Training Your Dog to Ride in a Carrier

fearful dogs Aug 24, 2021
Dog hiking in pack

Does your dog panic when you try to carry them in a crate or carrier? Many dogs will have to experience being transported in a carrier at some point.  Last week we covered the first steps in carrier training: how to teach your dog to get into a carrier on their own.  But just training your dog to get into the carrier isn’t enough.  If you try to use the carrier or crate as soon as your dog will get into it willingly, there’s a good chance you’ll undo all of your careful training. 

In this week’s video, I show you some of the steps we used to prepare our dog Pancake to be carried around on hikes in his hiking pack. Here are the highlights: 


Break Down Jostling, Lifting, and Carrying into Small Steps

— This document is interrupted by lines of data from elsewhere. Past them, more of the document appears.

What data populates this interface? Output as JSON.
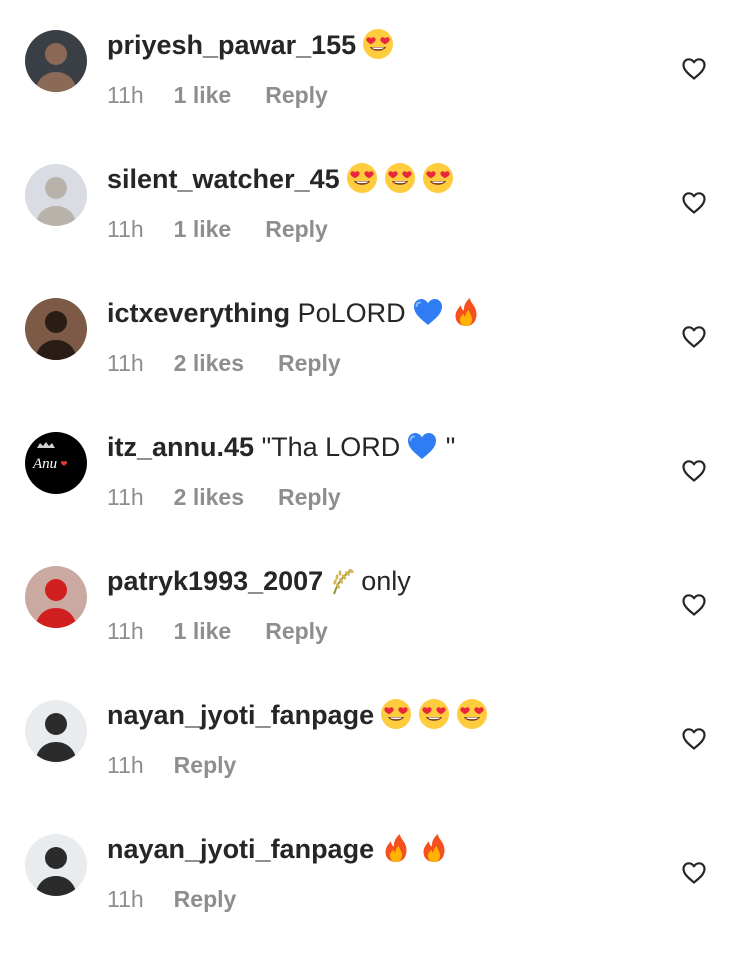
{
  "comments": [
    {
      "username": "priyesh_pawar_155",
      "text": "",
      "emojis": [
        "heart-eyes-emoji"
      ],
      "time": "11h",
      "likes": "1 like",
      "reply": "Reply",
      "avatar": {
        "bg": "#3a3f46",
        "accent": "#8a6a56"
      }
    },
    {
      "username": "silent_watcher_45",
      "text": "",
      "emojis": [
        "heart-eyes-emoji",
        "heart-eyes-emoji",
        "heart-eyes-emoji"
      ],
      "time": "11h",
      "likes": "1 like",
      "reply": "Reply",
      "avatar": {
        "bg": "#d9dde3",
        "accent": "#b9b2ab"
      }
    },
    {
      "username": "ictxeverything",
      "text": "PoLORD",
      "emojis": [
        "blue-heart-emoji",
        "fire-emoji"
      ],
      "time": "11h",
      "likes": "2 likes",
      "reply": "Reply",
      "avatar": {
        "bg": "#7c5a45",
        "accent": "#2a1d16"
      }
    },
    {
      "username": "itz_annu.45",
      "text": "\"Tha LORD",
      "text_after": " \"",
      "emojis": [
        "blue-heart-emoji"
      ],
      "time": "11h",
      "likes": "2 likes",
      "reply": "Reply",
      "avatar": {
        "bg": "#000000",
        "accent": "#ffffff",
        "logo_text": "Anu"
      }
    },
    {
      "username": "patryk1993_2007",
      "text_after": "only",
      "emojis": [
        "rice-emoji"
      ],
      "time": "11h",
      "likes": "1 like",
      "reply": "Reply",
      "avatar": {
        "bg": "#c9a9a0",
        "accent": "#d11f1f"
      }
    },
    {
      "username": "nayan_jyoti_fanpage",
      "text": "",
      "emojis": [
        "heart-eyes-emoji",
        "heart-eyes-emoji",
        "heart-eyes-emoji"
      ],
      "time": "11h",
      "likes": "",
      "reply": "Reply",
      "avatar": {
        "bg": "#e9ecef",
        "accent": "#2b2b2b"
      }
    },
    {
      "username": "nayan_jyoti_fanpage",
      "text": "",
      "emojis": [
        "fire-emoji",
        "fire-emoji"
      ],
      "time": "11h",
      "likes": "",
      "reply": "Reply",
      "avatar": {
        "bg": "#e9ecef",
        "accent": "#2b2b2b"
      }
    }
  ],
  "colors": {
    "username": "#262626",
    "meta": "#8e8e8e",
    "heart_outline": "#262626"
  },
  "icons": {
    "like": "heart-outline-icon"
  }
}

When you pick your dog up in a pack or crate, there is always some uneven, unpredictable movement. And then there’s the lifting up into the air, and bumping along as you walk. Throughout all of this, you’d like your dog to stay relaxed in the carrier. The specific behaviors you reinforce are up to you. For example, my goal for Pancake was for him to stay seated or lying down in the pack, with relaxed body language. Here are some ways to break all of this down into manageable steps during carrier training:

  • Leave the carrier on the floor, and jostle it a TINY bit. Reward your dog for staying in the carrier;
  • With the carrier on the floor, rock it a bit more vigorously;
  • Lift the carrier just an inch off the floor;
  • Lift the carrier a bit more, but put it right back down;
  • Work up to lifting the carrier all the way to the height you’ll need in regular use;
  • Take 1 or 2 slow steps, and reward your dog for staying put. Then let them out of the carrier;
  • Increase the number of steps you take until your dog can stay settled in the carrier while you walk around the house for a minute or two.


If at any point your dog tries to climb out of the carrier, appears anxious (pinned ears, tense face, lip licking, heavy panting, trembling), or starts hesitating to get into the carrier, you’ve probably pushed ahead too quickly.  Stop and back up to a step in carrier training your dog can do easily.   


Include Important Locations, People, and Activities in Carrier Training

When your dog will happily ride around the house in their carrier, it’s time to start adding in details that will bring you closer to “real life” use of the carrier. For example: 

  • Where do you expect to carry your dog? On the hiking trail? In an airport? At the vet’s office? Include these or. similar locations in your carrier training;
  • Will there be other people nearby when your dog is in the carrier? Other dogs? Make sure you practice carrying your dog around people and dogs;
  • How will you carry the carrier? On your back, over your shoulder, on your chest, from a handle? Make sure to include all the carrying methods you plan to use, in your carrier training. 


Training Should be Fun

The most common mistake to watch for with carrier training, is moving too quickly. You’d like your dog to be eager to train, and happily engaged with the process.  If you leave the carrier out, does your dog climb into it, hoping for treats? That’s a good sign that you’ve successfully reinforced getting into the carrier, and paired it with good things. If your dog moves away when you put the carrier down, that’s a warning sign that maybe it’s time to go back to training steps your dog can do easily. 


If you have a sensitive pup and would like a trainer on hand to guide you and answer your questions, join our monthly training membership, or sign up for private training, and get the support you need. 

If you try these tips and have success, or trouble, we want to hear from you.  Join our Facebook group and post your questions or comments there, or reach out to us by email at [email protected]!